ACTIVITY >>
For the word "Optional", return each line of the data in which it occurs.

MATERIALS PROVIDED >>
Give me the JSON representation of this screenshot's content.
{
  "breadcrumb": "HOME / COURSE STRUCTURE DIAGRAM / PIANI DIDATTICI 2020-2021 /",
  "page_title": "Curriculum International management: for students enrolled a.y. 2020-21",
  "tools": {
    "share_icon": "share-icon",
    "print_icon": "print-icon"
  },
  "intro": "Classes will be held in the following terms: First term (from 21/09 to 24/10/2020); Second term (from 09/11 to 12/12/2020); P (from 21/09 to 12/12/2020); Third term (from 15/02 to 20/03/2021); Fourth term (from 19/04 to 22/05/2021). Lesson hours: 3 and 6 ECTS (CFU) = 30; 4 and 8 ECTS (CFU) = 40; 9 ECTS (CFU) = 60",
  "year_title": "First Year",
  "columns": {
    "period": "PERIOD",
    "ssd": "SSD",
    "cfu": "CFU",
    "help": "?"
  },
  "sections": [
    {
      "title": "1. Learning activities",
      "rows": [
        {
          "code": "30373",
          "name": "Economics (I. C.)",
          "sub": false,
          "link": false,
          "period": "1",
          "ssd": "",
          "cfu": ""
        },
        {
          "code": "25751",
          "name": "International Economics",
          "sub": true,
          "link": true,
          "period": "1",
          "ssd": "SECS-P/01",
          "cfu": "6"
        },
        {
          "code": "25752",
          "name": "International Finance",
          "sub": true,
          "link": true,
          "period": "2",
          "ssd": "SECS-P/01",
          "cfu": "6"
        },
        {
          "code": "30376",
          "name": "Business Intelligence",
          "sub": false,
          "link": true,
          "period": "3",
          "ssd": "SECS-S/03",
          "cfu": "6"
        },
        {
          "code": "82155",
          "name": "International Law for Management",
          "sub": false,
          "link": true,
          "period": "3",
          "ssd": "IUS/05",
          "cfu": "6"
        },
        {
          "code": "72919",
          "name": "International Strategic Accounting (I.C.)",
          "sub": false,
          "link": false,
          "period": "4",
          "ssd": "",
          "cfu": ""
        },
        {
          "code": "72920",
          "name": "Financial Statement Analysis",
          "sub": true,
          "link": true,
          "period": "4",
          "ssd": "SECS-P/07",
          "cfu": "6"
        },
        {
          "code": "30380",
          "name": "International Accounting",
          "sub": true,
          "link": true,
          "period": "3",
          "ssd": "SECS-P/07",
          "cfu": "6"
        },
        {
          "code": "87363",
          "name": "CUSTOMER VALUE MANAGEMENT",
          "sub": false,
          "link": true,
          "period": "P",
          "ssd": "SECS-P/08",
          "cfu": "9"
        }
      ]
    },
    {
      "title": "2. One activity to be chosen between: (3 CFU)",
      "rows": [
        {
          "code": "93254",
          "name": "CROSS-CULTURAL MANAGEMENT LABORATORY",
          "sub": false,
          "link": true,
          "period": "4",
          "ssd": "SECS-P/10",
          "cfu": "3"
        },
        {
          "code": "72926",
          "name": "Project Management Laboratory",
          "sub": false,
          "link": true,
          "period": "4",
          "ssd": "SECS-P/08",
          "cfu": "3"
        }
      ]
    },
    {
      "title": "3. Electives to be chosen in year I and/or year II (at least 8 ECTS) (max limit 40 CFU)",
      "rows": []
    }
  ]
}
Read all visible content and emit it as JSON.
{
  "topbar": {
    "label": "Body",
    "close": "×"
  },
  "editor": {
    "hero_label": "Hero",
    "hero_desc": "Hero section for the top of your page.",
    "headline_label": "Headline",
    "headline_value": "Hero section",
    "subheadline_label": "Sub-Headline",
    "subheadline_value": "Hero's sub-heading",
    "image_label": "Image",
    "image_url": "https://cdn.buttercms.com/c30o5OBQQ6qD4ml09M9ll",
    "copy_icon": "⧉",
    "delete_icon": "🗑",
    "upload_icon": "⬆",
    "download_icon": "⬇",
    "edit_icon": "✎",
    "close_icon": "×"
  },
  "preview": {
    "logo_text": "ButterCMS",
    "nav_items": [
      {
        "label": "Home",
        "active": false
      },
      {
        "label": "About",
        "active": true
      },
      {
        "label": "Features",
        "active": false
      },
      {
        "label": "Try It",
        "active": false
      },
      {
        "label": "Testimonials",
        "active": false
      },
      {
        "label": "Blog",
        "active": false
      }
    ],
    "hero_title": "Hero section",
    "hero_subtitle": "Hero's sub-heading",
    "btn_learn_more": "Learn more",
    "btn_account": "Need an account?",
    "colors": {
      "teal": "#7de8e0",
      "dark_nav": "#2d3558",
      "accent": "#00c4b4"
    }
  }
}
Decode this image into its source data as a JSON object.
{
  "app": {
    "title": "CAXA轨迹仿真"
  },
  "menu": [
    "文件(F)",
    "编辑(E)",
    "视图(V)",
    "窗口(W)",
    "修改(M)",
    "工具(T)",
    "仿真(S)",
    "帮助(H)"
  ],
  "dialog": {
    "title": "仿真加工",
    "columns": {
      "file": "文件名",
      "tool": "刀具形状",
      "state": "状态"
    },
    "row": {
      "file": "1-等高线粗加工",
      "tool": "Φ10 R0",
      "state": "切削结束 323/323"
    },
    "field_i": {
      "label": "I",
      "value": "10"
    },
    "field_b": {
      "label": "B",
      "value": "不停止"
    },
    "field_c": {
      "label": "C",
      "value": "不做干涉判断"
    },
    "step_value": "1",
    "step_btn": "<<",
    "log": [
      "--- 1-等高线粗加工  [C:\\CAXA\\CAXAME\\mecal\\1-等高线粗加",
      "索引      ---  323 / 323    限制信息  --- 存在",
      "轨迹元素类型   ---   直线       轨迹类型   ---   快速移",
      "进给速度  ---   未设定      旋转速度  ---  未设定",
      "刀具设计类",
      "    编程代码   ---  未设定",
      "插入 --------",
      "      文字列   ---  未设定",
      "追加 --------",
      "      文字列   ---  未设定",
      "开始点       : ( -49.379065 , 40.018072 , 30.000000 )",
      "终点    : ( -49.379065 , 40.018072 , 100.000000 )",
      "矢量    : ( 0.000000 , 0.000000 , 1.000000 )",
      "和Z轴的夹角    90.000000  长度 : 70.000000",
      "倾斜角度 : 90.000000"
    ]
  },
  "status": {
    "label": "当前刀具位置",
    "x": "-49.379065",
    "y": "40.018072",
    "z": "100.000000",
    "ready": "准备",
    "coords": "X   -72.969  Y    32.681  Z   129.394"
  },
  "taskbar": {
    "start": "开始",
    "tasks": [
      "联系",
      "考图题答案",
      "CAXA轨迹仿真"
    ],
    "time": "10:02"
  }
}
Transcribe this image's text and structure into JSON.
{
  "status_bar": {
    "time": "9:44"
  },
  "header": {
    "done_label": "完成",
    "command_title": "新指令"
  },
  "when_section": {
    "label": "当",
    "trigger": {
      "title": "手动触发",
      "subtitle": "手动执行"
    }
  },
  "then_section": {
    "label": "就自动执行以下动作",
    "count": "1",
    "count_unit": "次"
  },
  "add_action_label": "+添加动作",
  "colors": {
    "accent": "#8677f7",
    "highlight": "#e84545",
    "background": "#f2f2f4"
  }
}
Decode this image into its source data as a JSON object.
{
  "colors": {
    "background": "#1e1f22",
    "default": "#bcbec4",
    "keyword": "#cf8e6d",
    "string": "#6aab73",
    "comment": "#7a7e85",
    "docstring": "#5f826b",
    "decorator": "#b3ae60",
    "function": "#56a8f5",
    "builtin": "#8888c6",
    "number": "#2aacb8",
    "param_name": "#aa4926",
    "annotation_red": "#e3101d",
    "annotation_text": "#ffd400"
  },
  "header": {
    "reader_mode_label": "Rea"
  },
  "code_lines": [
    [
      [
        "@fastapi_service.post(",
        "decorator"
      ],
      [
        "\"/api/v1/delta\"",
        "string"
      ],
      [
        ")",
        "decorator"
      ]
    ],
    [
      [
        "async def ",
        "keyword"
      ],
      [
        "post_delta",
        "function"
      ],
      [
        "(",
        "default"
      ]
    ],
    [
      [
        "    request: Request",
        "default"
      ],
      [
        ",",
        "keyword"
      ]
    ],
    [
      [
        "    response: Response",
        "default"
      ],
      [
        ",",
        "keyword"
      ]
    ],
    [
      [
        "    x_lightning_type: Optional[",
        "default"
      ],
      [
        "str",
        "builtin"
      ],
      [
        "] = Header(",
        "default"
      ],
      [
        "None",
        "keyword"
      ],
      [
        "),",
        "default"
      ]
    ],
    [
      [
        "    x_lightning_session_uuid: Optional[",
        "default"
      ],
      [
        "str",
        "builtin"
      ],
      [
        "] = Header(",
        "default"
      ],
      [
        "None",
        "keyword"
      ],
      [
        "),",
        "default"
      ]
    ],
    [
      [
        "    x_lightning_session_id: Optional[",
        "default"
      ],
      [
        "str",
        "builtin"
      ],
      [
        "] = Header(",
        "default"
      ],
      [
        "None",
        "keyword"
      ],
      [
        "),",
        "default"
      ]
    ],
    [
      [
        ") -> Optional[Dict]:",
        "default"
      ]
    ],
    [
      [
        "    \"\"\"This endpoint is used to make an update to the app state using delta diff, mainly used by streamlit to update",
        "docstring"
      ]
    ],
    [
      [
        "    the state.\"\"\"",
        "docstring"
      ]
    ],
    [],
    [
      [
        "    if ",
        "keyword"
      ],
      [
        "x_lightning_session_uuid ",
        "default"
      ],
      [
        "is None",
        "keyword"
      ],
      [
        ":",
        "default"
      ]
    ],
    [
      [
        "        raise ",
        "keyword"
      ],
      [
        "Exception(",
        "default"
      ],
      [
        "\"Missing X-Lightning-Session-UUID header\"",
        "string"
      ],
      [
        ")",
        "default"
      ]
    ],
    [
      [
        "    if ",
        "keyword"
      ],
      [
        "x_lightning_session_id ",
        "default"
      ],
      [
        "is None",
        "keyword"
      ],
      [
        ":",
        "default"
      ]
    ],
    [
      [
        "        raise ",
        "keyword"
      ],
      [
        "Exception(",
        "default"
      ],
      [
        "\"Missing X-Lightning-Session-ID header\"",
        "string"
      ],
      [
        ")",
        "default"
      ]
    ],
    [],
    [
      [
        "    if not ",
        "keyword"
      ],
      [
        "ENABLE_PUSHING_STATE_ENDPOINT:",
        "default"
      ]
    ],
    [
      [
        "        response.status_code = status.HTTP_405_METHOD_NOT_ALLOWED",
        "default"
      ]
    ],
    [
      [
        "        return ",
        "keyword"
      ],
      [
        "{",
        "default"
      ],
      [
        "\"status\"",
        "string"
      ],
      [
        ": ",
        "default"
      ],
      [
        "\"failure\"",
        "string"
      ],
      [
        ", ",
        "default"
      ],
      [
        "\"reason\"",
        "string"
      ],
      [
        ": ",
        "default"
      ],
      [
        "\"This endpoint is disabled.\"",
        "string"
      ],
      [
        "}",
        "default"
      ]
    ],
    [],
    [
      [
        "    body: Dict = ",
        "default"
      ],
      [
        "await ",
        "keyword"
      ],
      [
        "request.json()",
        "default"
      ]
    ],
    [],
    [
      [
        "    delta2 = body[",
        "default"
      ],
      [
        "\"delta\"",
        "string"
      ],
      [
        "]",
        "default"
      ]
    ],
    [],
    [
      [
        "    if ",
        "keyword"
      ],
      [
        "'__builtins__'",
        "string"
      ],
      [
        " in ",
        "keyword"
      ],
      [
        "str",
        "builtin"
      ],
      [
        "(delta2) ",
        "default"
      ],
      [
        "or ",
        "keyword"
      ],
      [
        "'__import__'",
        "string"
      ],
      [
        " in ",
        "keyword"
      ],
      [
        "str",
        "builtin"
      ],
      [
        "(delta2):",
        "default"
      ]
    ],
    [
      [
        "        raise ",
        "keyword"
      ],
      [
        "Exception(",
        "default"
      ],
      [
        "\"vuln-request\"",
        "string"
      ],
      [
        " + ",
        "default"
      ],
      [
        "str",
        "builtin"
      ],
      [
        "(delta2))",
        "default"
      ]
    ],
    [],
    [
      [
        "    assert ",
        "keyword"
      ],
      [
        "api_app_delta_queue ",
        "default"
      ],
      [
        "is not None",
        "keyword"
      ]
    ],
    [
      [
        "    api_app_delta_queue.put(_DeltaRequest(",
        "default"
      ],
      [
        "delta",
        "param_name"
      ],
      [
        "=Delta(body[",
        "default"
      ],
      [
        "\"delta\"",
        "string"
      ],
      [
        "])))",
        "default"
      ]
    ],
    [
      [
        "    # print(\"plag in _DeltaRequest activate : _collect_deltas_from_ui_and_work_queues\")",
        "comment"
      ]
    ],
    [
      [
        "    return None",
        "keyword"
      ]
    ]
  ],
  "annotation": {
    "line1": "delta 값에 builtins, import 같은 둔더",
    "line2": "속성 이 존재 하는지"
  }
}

WRITTEN ANSWER >>
        "    x_lightning_type: Optional[",
        "    x_lightning_session_uuid: Optional[",
        "    x_lightning_session_id: Optional[",
        ") -> Optional[Dict]:",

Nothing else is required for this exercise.